» **THE PROBLEM**
Copy the data exactly; pictures stay out of the copy.

[Stored items]
• • • • •

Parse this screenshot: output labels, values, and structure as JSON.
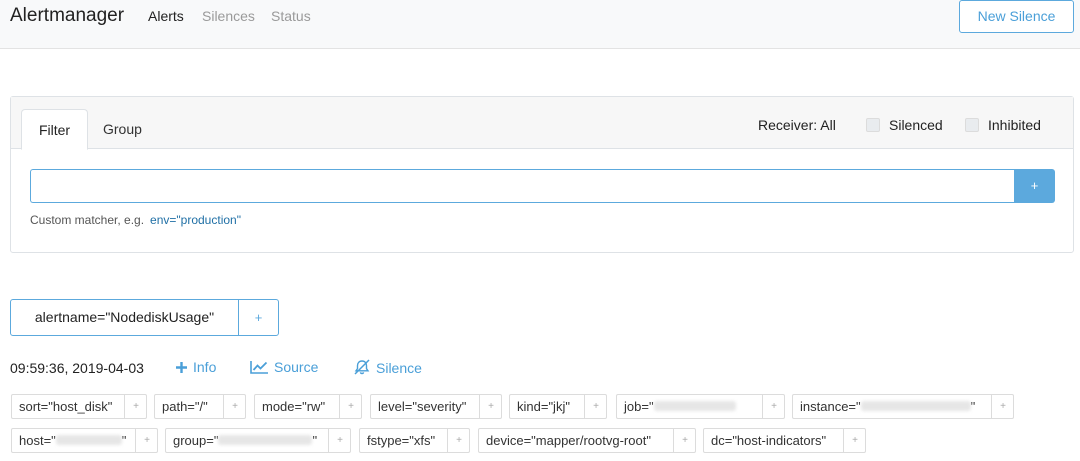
{
  "navbar": {
    "brand": "Alertmanager",
    "links": [
      {
        "label": "Alerts",
        "active": true
      },
      {
        "label": "Silences",
        "active": false
      },
      {
        "label": "Status",
        "active": false
      }
    ],
    "new_silence_label": "New Silence"
  },
  "filter_card": {
    "tabs": [
      {
        "label": "Filter",
        "active": true
      },
      {
        "label": "Group",
        "active": false
      }
    ],
    "receiver_label": "Receiver: All",
    "silenced_label": "Silenced",
    "silenced_checked": false,
    "inhibited_label": "Inhibited",
    "inhibited_checked": false,
    "input_value": "",
    "add_button_label": "+",
    "hint_prefix": "Custom matcher, e.g.",
    "hint_example": "env=\"production\""
  },
  "group": {
    "label": "alertname=\"NodediskUsage\"",
    "add_label": "+"
  },
  "alert": {
    "timestamp": "09:59:36, 2019-04-03",
    "actions": [
      {
        "label": "Info",
        "icon": "plus-icon"
      },
      {
        "label": "Source",
        "icon": "chart-line-icon"
      },
      {
        "label": "Silence",
        "icon": "bell-slash-icon"
      }
    ],
    "labels_row1": [
      {
        "text": "sort=\"host_disk\""
      },
      {
        "text": "path=\"/\""
      },
      {
        "text": "mode=\"rw\""
      },
      {
        "text": "level=\"severity\""
      },
      {
        "text": "kind=\"jkj\""
      },
      {
        "prefix": "job=\"",
        "suffix": ""
      },
      {
        "prefix": "instance=\"",
        "suffix": "\""
      }
    ],
    "labels_row2": [
      {
        "prefix": "host=\"",
        "suffix": "\""
      },
      {
        "prefix": "group=\"",
        "suffix": "\""
      },
      {
        "text": "fstype=\"xfs\""
      },
      {
        "text": "device=\"mapper/rootvg-root\""
      },
      {
        "text": "dc=\"host-indicators\""
      }
    ],
    "label_add": "+"
  },
  "colors": {
    "accent": "#5ca9dd",
    "link": "#4a9fd8",
    "navbar_bg": "#f8f9fa"
  }
}
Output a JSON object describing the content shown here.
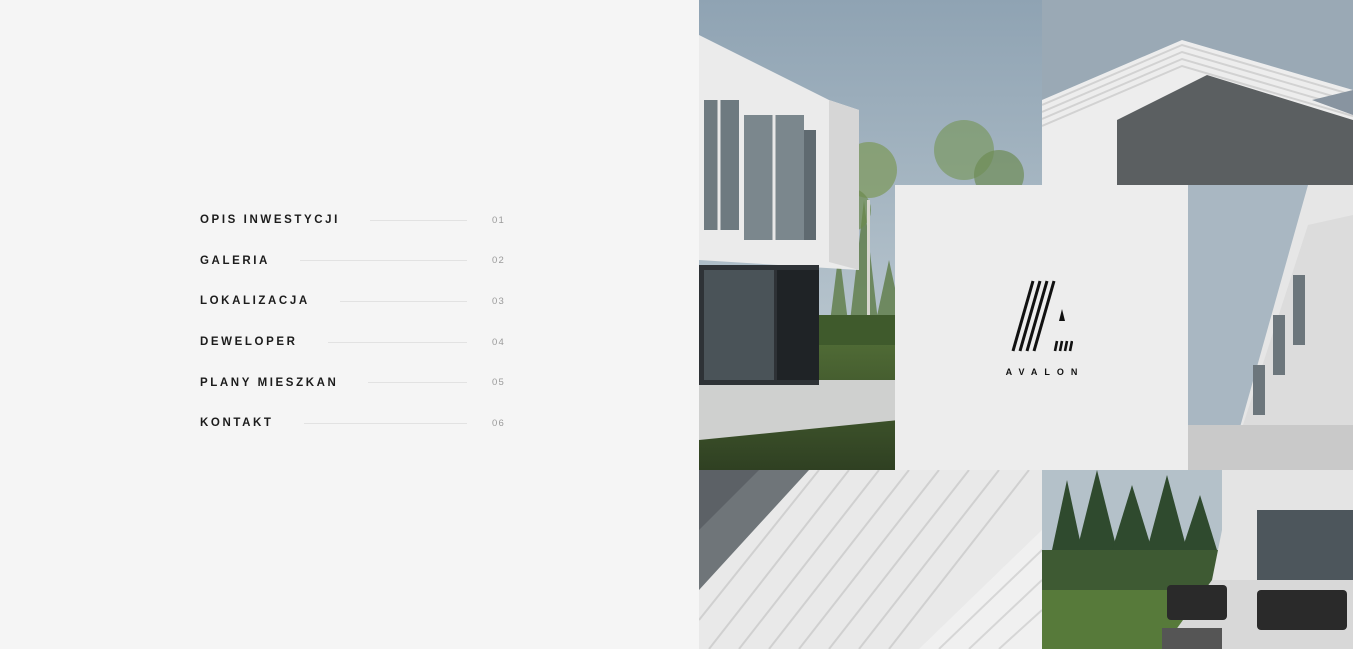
{
  "menu": {
    "items": [
      {
        "label": "OPIS INWESTYCJI",
        "number": "01"
      },
      {
        "label": "GALERIA",
        "number": "02"
      },
      {
        "label": "LOKALIZACJA",
        "number": "03"
      },
      {
        "label": "DEWELOPER",
        "number": "04"
      },
      {
        "label": "PLANY MIESZKAN",
        "number": "05"
      },
      {
        "label": "KONTAKT",
        "number": "06"
      }
    ]
  },
  "brand": {
    "logo_icon": "avalon-striped-a-icon",
    "name": "AVALON"
  },
  "gallery": {
    "tiles": [
      "house-corner-photo",
      "facade-detail-photo",
      "wall-texture-photo",
      "terrace-photo"
    ]
  }
}
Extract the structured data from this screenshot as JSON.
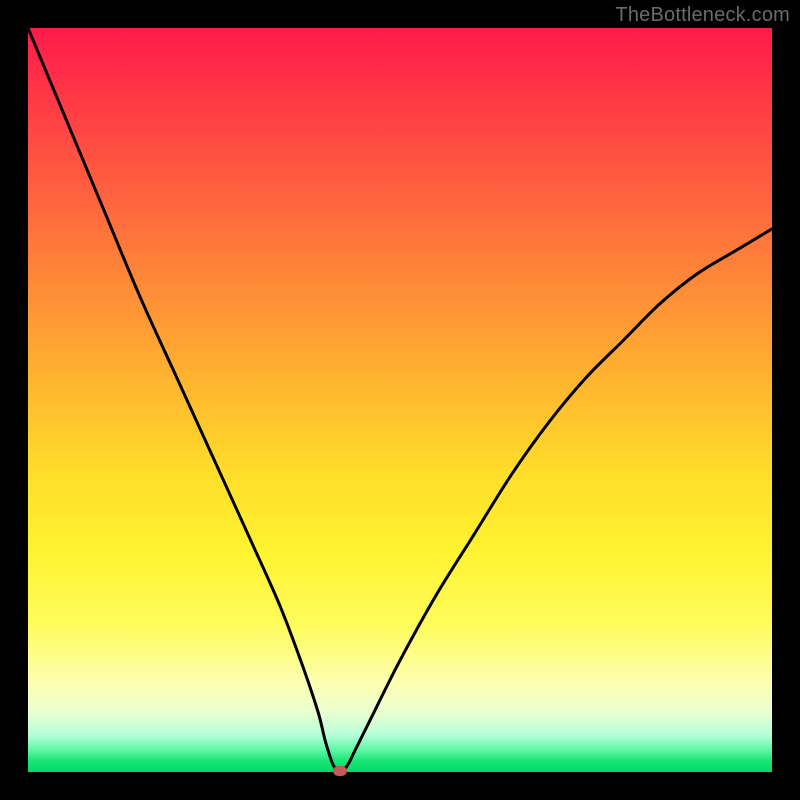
{
  "watermark": "TheBottleneck.com",
  "chart_data": {
    "type": "line",
    "title": "",
    "xlabel": "",
    "ylabel": "",
    "xlim": [
      0,
      100
    ],
    "ylim": [
      0,
      100
    ],
    "grid": false,
    "series": [
      {
        "name": "bottleneck-curve",
        "x": [
          0,
          5,
          10,
          15,
          20,
          25,
          30,
          34,
          37,
          39,
          40,
          41,
          42,
          43,
          44,
          46,
          50,
          55,
          60,
          65,
          70,
          75,
          80,
          85,
          90,
          95,
          100
        ],
        "y": [
          100,
          88,
          76,
          64,
          53,
          42,
          31,
          22,
          14,
          8,
          4,
          1,
          0,
          1,
          3,
          7,
          15,
          24,
          32,
          40,
          47,
          53,
          58,
          63,
          67,
          70,
          73
        ]
      }
    ],
    "marker": {
      "x": 42,
      "y": 0,
      "color": "#c25b55"
    },
    "background_gradient": {
      "stops": [
        {
          "pos": 0.0,
          "color": "#ff1a4a"
        },
        {
          "pos": 0.5,
          "color": "#ffbd2e"
        },
        {
          "pos": 0.8,
          "color": "#fffc5a"
        },
        {
          "pos": 0.95,
          "color": "#b6ffd9"
        },
        {
          "pos": 1.0,
          "color": "#00d868"
        }
      ]
    }
  }
}
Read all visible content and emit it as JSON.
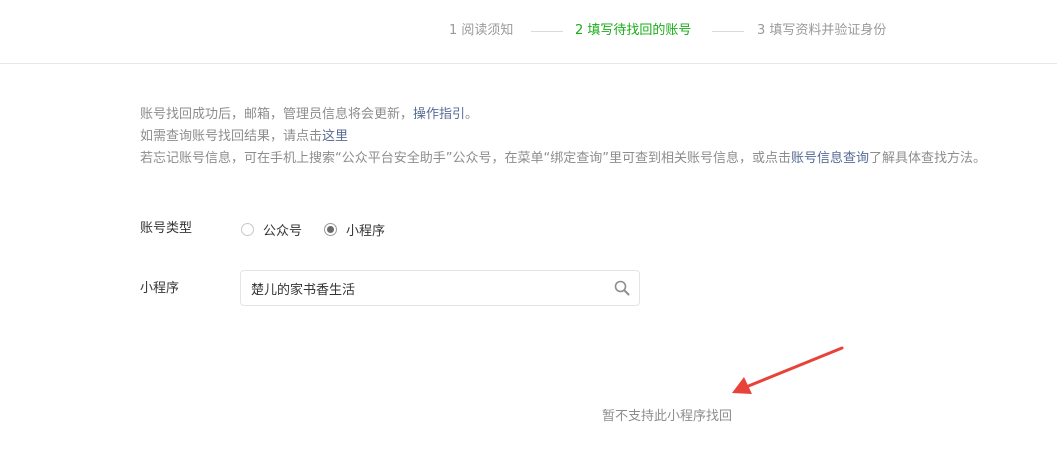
{
  "steps": [
    {
      "label": "1 阅读须知",
      "active": false
    },
    {
      "label": "2 填写待找回的账号",
      "active": true
    },
    {
      "label": "3 填写资料并验证身份",
      "active": false
    }
  ],
  "notice": {
    "line1_text": "账号找回成功后，邮箱，管理员信息将会更新，",
    "line1_link": "操作指引",
    "line1_end": "。",
    "line2_text": "如需查询账号找回结果，请点击",
    "line2_link": "这里",
    "line3_text": "若忘记账号信息，可在手机上搜索“公众平台安全助手”公众号，在菜单“绑定查询”里可查到相关账号信息，或点击",
    "line3_link": "账号信息查询",
    "line3_end": "了解具体查找方法。"
  },
  "form": {
    "account_type_label": "账号类型",
    "account_type_options": [
      {
        "label": "公众号",
        "checked": false
      },
      {
        "label": "小程序",
        "checked": true
      }
    ],
    "miniprogram_label": "小程序",
    "search_value": "楚儿的家书香生活"
  },
  "empty_tip": "暂不支持此小程序找回",
  "colors": {
    "accent": "#1aad19",
    "link": "#576b95",
    "muted": "#8d8d8d",
    "annotation_arrow": "#e8433a"
  },
  "icons": {
    "search": "search-icon",
    "annotation": "red-arrow-icon"
  }
}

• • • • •

» **TASK RESPONSE**
Parse this screenshot: output labels, values, and structure as JSON.
{
  "navbar": {
    "brand": "Alertmanager",
    "links": [
      {
        "label": "Alerts",
        "active": true
      },
      {
        "label": "Silences",
        "active": false
      },
      {
        "label": "Status",
        "active": false
      }
    ],
    "new_silence_label": "New Silence"
  },
  "filter_card": {
    "tabs": [
      {
        "label": "Filter",
        "active": true
      },
      {
        "label": "Group",
        "active": false
      }
    ],
    "receiver_label": "Receiver: All",
    "silenced_label": "Silenced",
    "silenced_checked": false,
    "inhibited_label": "Inhibited",
    "inhibited_checked": false,
    "input_value": "",
    "add_button_label": "+",
    "hint_prefix": "Custom matcher, e.g.",
    "hint_example": "env=\"production\""
  },
  "group": {
    "label": "alertname=\"NodediskUsage\"",
    "add_label": "+"
  },
  "alert": {
    "timestamp": "09:59:36, 2019-04-03",
    "actions": [
      {
        "label": "Info",
        "icon": "plus-icon"
      },
      {
        "label": "Source",
        "icon": "chart-line-icon"
      },
      {
        "label": "Silence",
        "icon": "bell-slash-icon"
      }
    ],
    "labels_row1": [
      {
        "text": "sort=\"host_disk\""
      },
      {
        "text": "path=\"/\""
      },
      {
        "text": "mode=\"rw\""
      },
      {
        "text": "level=\"severity\""
      },
      {
        "text": "kind=\"jkj\""
      },
      {
        "prefix": "job=\"",
        "suffix": ""
      },
      {
        "prefix": "instance=\"",
        "suffix": "\""
      }
    ],
    "labels_row2": [
      {
        "prefix": "host=\"",
        "suffix": "\""
      },
      {
        "prefix": "group=\"",
        "suffix": "\""
      },
      {
        "text": "fstype=\"xfs\""
      },
      {
        "text": "device=\"mapper/rootvg-root\""
      },
      {
        "text": "dc=\"host-indicators\""
      }
    ],
    "label_add": "+"
  },
  "colors": {
    "accent": "#5ca9dd",
    "link": "#4a9fd8",
    "navbar_bg": "#f8f9fa"
  }
}
Output a JSON object describing the content shown here.
{
  "menu": {
    "items": [
      {
        "label": "OPIS INWESTYCJI",
        "number": "01"
      },
      {
        "label": "GALERIA",
        "number": "02"
      },
      {
        "label": "LOKALIZACJA",
        "number": "03"
      },
      {
        "label": "DEWELOPER",
        "number": "04"
      },
      {
        "label": "PLANY MIESZKAN",
        "number": "05"
      },
      {
        "label": "KONTAKT",
        "number": "06"
      }
    ]
  },
  "brand": {
    "logo_icon": "avalon-striped-a-icon",
    "name": "AVALON"
  },
  "gallery": {
    "tiles": [
      "house-corner-photo",
      "facade-detail-photo",
      "wall-texture-photo",
      "terrace-photo"
    ]
  }
}
Extract the structured data from this screenshot as JSON.
{
  "watermark": "TheBottleneck.com",
  "chart_data": {
    "type": "line",
    "title": "",
    "xlabel": "",
    "ylabel": "",
    "xlim": [
      0,
      100
    ],
    "ylim": [
      0,
      100
    ],
    "grid": false,
    "series": [
      {
        "name": "bottleneck-curve",
        "x": [
          0,
          5,
          10,
          15,
          20,
          25,
          30,
          34,
          37,
          39,
          40,
          41,
          42,
          43,
          44,
          46,
          50,
          55,
          60,
          65,
          70,
          75,
          80,
          85,
          90,
          95,
          100
        ],
        "y": [
          100,
          88,
          76,
          64,
          53,
          42,
          31,
          22,
          14,
          8,
          4,
          1,
          0,
          1,
          3,
          7,
          15,
          24,
          32,
          40,
          47,
          53,
          58,
          63,
          67,
          70,
          73
        ]
      }
    ],
    "marker": {
      "x": 42,
      "y": 0,
      "color": "#c25b55"
    },
    "background_gradient": {
      "stops": [
        {
          "pos": 0.0,
          "color": "#ff1a4a"
        },
        {
          "pos": 0.5,
          "color": "#ffbd2e"
        },
        {
          "pos": 0.8,
          "color": "#fffc5a"
        },
        {
          "pos": 0.95,
          "color": "#b6ffd9"
        },
        {
          "pos": 1.0,
          "color": "#00d868"
        }
      ]
    }
  }
}
Read all visible content and emit it as JSON.
{
  "steps": [
    {
      "label": "1 阅读须知",
      "active": false
    },
    {
      "label": "2 填写待找回的账号",
      "active": true
    },
    {
      "label": "3 填写资料并验证身份",
      "active": false
    }
  ],
  "notice": {
    "line1_text": "账号找回成功后，邮箱，管理员信息将会更新，",
    "line1_link": "操作指引",
    "line1_end": "。",
    "line2_text": "如需查询账号找回结果，请点击",
    "line2_link": "这里",
    "line3_text": "若忘记账号信息，可在手机上搜索“公众平台安全助手”公众号，在菜单“绑定查询”里可查到相关账号信息，或点击",
    "line3_link": "账号信息查询",
    "line3_end": "了解具体查找方法。"
  },
  "form": {
    "account_type_label": "账号类型",
    "account_type_options": [
      {
        "label": "公众号",
        "checked": false
      },
      {
        "label": "小程序",
        "checked": true
      }
    ],
    "miniprogram_label": "小程序",
    "search_value": "楚儿的家书香生活"
  },
  "empty_tip": "暂不支持此小程序找回",
  "colors": {
    "accent": "#1aad19",
    "link": "#576b95",
    "muted": "#8d8d8d",
    "annotation_arrow": "#e8433a"
  },
  "icons": {
    "search": "search-icon",
    "annotation": "red-arrow-icon"
  }
}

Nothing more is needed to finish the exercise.